**WHAT THE TASK ASKS**
Wherever the word "icon" appears in the entries, copy the whole line.

*** DATA FOR PROCESSING Section Begins ***

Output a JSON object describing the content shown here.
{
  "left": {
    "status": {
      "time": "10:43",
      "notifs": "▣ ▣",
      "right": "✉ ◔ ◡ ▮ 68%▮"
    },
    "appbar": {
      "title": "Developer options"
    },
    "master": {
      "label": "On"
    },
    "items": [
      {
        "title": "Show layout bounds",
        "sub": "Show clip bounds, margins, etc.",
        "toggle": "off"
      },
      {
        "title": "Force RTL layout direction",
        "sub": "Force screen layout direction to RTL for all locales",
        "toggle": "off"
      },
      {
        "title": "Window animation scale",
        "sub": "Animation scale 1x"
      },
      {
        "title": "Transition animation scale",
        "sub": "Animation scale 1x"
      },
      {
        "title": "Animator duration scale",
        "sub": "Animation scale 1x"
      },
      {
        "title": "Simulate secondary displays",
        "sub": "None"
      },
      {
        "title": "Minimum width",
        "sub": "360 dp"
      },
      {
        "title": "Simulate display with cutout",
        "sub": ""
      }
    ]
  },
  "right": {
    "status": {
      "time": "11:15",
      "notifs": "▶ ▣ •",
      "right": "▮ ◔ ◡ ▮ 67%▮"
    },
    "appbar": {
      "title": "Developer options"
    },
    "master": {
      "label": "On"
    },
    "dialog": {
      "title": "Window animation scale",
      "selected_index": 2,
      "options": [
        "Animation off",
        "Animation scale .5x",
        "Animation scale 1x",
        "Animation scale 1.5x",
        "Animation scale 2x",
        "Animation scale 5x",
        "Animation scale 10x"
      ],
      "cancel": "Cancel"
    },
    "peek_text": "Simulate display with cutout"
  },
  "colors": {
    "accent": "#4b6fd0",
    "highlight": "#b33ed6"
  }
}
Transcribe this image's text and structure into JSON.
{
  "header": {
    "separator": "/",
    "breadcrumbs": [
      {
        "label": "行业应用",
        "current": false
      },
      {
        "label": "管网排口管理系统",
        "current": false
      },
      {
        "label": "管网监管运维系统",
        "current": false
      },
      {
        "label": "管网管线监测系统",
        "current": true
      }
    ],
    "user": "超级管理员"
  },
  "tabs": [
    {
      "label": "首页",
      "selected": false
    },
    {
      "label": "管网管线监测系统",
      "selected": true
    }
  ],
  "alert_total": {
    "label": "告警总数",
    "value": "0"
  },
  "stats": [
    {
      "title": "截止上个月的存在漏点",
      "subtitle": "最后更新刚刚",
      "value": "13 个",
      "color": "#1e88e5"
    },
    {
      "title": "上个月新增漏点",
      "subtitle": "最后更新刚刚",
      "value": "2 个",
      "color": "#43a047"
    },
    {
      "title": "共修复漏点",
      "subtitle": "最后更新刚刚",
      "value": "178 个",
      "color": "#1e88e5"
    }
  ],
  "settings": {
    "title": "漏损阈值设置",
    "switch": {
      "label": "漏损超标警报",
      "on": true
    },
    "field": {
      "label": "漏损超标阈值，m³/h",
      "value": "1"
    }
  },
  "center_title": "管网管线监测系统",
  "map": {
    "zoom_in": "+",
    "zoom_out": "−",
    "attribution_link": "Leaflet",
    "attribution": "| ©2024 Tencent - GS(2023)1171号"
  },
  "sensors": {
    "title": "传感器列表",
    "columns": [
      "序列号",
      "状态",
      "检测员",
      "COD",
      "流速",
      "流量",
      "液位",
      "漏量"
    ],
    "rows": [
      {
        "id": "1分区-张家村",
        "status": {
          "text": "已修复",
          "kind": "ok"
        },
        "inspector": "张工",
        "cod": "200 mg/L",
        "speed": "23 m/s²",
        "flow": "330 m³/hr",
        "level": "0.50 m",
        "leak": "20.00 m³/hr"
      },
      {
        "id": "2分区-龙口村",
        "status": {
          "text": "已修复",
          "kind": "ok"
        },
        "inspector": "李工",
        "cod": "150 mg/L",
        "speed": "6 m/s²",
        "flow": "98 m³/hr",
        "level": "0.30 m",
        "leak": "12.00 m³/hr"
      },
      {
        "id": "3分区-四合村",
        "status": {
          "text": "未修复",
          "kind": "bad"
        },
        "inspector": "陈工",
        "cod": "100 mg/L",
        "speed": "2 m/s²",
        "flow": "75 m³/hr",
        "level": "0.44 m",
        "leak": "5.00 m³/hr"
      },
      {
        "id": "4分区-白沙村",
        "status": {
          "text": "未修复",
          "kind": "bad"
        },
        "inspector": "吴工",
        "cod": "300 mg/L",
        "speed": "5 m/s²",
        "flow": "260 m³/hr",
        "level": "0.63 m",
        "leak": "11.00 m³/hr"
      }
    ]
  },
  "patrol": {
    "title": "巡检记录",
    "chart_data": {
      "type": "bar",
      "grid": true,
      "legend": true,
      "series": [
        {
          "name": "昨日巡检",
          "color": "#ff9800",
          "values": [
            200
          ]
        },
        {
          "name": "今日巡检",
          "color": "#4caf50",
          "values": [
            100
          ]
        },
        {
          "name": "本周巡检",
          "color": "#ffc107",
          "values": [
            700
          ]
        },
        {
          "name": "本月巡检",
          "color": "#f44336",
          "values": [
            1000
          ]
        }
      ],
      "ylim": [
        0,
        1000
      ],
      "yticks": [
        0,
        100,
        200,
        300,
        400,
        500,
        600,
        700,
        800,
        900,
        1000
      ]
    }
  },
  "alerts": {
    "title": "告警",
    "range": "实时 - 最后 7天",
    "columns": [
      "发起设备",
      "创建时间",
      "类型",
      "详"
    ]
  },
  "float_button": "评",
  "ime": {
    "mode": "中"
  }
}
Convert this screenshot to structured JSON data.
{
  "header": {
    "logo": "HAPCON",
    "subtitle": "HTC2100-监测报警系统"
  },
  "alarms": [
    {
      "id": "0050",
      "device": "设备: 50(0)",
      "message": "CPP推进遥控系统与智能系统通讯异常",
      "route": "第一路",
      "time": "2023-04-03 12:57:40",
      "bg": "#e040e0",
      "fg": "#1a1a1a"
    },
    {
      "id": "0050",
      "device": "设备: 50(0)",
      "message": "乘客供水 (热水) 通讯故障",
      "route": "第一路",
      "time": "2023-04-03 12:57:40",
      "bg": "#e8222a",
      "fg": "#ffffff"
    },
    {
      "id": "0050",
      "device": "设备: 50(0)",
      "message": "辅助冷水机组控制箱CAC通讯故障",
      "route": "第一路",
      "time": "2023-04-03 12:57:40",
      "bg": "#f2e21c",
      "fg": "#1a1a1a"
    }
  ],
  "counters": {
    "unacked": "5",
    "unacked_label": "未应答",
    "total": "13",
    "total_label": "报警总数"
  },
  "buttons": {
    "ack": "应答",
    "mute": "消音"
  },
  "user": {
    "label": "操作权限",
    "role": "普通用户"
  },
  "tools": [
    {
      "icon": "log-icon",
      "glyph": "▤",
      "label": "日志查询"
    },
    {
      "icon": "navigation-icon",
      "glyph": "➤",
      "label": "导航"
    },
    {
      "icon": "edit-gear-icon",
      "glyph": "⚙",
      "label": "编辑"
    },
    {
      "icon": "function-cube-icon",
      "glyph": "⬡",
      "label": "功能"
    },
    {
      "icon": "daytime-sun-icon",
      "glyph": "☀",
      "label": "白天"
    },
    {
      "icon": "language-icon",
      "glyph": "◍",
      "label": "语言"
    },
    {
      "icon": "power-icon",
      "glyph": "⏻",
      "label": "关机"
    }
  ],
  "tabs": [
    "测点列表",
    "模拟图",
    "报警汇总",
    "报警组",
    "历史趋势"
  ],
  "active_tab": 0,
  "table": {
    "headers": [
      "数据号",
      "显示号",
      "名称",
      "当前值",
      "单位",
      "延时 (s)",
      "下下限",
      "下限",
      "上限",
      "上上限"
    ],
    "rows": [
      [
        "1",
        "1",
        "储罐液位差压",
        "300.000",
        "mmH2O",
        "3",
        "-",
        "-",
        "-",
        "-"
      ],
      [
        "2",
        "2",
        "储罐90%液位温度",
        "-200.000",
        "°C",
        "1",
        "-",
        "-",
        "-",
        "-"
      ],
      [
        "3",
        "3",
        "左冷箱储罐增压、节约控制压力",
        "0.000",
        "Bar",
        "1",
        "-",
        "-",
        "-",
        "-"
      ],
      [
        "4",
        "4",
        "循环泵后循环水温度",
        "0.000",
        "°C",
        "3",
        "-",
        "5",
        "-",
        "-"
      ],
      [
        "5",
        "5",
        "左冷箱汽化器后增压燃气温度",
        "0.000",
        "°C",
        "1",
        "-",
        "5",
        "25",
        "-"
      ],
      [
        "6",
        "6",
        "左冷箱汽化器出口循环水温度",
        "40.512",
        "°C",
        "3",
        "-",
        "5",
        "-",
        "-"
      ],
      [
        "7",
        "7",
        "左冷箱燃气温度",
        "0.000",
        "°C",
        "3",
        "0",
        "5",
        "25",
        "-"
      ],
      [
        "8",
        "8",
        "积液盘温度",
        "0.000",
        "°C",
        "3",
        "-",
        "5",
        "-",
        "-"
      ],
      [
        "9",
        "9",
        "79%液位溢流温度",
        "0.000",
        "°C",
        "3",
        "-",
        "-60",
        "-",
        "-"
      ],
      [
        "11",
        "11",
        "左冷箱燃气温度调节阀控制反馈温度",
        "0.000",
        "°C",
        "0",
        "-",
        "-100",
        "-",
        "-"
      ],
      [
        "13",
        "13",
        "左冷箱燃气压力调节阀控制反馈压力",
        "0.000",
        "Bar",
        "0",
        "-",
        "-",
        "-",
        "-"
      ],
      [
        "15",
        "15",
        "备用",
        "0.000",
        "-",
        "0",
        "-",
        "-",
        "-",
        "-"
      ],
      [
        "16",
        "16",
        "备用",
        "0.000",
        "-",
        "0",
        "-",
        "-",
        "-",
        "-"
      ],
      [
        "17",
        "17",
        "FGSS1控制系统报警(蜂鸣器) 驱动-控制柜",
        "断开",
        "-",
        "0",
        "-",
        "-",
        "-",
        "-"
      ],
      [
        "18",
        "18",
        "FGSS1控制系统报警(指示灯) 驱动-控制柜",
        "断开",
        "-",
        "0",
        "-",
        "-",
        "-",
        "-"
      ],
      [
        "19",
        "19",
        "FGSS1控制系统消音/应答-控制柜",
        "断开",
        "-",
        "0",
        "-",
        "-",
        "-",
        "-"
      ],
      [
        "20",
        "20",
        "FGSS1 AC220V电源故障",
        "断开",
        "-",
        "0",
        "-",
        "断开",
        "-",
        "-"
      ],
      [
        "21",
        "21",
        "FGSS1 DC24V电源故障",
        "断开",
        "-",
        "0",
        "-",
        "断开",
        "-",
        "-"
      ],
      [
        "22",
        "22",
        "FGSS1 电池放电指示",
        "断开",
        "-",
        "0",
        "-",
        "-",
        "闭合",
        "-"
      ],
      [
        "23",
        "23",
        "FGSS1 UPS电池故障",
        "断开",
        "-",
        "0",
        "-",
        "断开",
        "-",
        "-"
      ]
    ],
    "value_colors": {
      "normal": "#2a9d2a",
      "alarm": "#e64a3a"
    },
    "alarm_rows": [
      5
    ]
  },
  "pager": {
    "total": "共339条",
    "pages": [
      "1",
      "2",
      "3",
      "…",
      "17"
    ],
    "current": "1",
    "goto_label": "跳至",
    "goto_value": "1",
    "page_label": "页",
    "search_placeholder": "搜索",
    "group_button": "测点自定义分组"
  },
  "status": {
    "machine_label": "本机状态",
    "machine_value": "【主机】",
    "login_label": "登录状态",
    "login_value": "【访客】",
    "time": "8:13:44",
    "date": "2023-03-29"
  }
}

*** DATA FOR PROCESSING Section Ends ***

**EXERCISE ANSWER**
      "icon": "log-icon",
      "icon": "navigation-icon",
      "icon": "edit-gear-icon",
      "icon": "function-cube-icon",
      "icon": "daytime-sun-icon",
      "icon": "language-icon",
      "icon": "power-icon",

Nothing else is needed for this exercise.